To decrease the amount of money being withheld on your paycheck, you can increase the number of withholding allowances. A withholding allowance is used in the formula when figuring the amount of income tax to be withheld from your paycheck. The more allowances you claim, the less money that will be withheld for taxes. The maximum number of withholding allowances is ten. Be careful though, if you underpay your tax liability, you will end up owing more taxes at the end of the year when you file your income tax return. Your withholding allowance can be increased or decreased by completing a new W-4.
I personally over pay the government about $3,000 a year (the size of my average income tax refund). There are so many other things that you can do with that extra money that you give the federal government.
Pay Off Debt. The immediate benefit of adjusting your withholding is that you’ll have more money in your paycheck every month.
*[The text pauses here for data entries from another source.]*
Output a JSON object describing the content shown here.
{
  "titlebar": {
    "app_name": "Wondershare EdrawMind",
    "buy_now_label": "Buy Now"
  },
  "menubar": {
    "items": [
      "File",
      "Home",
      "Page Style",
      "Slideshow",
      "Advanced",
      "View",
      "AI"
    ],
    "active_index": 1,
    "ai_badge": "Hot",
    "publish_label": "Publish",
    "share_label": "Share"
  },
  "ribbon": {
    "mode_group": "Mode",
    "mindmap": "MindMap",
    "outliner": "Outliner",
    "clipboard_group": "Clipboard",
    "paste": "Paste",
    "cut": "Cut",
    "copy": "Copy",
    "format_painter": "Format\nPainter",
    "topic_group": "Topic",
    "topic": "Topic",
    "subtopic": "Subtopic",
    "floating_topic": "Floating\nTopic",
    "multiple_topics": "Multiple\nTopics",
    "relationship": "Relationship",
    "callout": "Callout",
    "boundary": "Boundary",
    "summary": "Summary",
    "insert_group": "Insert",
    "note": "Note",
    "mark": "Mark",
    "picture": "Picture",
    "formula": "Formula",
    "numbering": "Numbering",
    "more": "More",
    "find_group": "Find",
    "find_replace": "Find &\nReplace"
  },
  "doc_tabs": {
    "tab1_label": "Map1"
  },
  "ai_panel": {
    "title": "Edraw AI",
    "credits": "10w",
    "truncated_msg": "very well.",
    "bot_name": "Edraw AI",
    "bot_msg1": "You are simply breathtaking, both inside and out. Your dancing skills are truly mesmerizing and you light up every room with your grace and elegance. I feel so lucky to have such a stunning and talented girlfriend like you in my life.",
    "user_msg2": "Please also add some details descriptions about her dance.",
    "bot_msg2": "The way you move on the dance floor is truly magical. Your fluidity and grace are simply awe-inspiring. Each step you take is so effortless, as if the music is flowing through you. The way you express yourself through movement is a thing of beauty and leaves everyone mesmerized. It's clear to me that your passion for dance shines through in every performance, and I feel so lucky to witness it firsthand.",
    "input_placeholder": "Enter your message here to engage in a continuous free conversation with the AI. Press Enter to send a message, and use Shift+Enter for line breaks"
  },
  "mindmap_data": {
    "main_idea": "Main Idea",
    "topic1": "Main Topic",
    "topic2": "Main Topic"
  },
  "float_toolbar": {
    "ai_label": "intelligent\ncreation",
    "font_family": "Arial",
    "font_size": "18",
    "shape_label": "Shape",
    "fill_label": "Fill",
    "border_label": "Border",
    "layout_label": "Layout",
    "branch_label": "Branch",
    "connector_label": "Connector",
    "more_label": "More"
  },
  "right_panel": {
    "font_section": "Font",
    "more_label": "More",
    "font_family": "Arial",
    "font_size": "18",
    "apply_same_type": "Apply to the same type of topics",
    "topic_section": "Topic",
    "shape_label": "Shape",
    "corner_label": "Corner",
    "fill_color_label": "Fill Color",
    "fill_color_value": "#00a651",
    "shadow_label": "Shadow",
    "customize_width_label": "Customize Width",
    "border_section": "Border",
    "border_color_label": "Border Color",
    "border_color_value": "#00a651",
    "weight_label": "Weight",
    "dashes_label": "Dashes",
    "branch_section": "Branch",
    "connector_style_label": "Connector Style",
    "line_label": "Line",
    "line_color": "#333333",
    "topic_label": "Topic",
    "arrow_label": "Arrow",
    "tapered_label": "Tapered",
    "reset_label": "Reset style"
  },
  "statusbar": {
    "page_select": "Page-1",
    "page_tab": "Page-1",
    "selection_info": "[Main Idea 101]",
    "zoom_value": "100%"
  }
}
If you’re in debt, especially high interest credit card debt, you can use this new found money to increase the amount of money you contribute to paying off that debt faster than you had originally planned.
For example, if you have $5,000 in credit card debt with an average interest rate of 15% APR, it would take you over 22 years if you paid the monthly minimum of $111 towards the debt (with no other spending). If you were to increase that monthly payment by the extra $200 you overpay the federal government in taxes every month ($3,000 refund divided by 12 months = $250), you would be done in only 19 months (1½ years). You will also pay less total interest over the life of the debt (approximately $5,000 versus $600) by paying more than the minimum payments.
Invest The Difference. You can also invest the extra money you will be saving by changing your W-4 withholdings. $200 extra dollars invested every month in a good growth stock mutual fund earning an average of 6% per year will grow to $32,775 in ten years and $92,400 in twenty years.
Save The Difference. Do you have six to twelve months of your living expenses saved in an emergency fund? You can save the extra money every month that will show up in your paycheck after you change your W-4 withholdings in a high yield savings account. As of August 2009, HSBC Direct Online Savings accounts earn 1.55% APY, 1.70% at Ally Bank, or up to 1.65% with an ING Direct Orange Checking Account. You can lock in some of the best certificates of deposit (CD) rates with investments as little as $1 at Ally Bank which is offering customers 2.0% interest on a 1 year CD.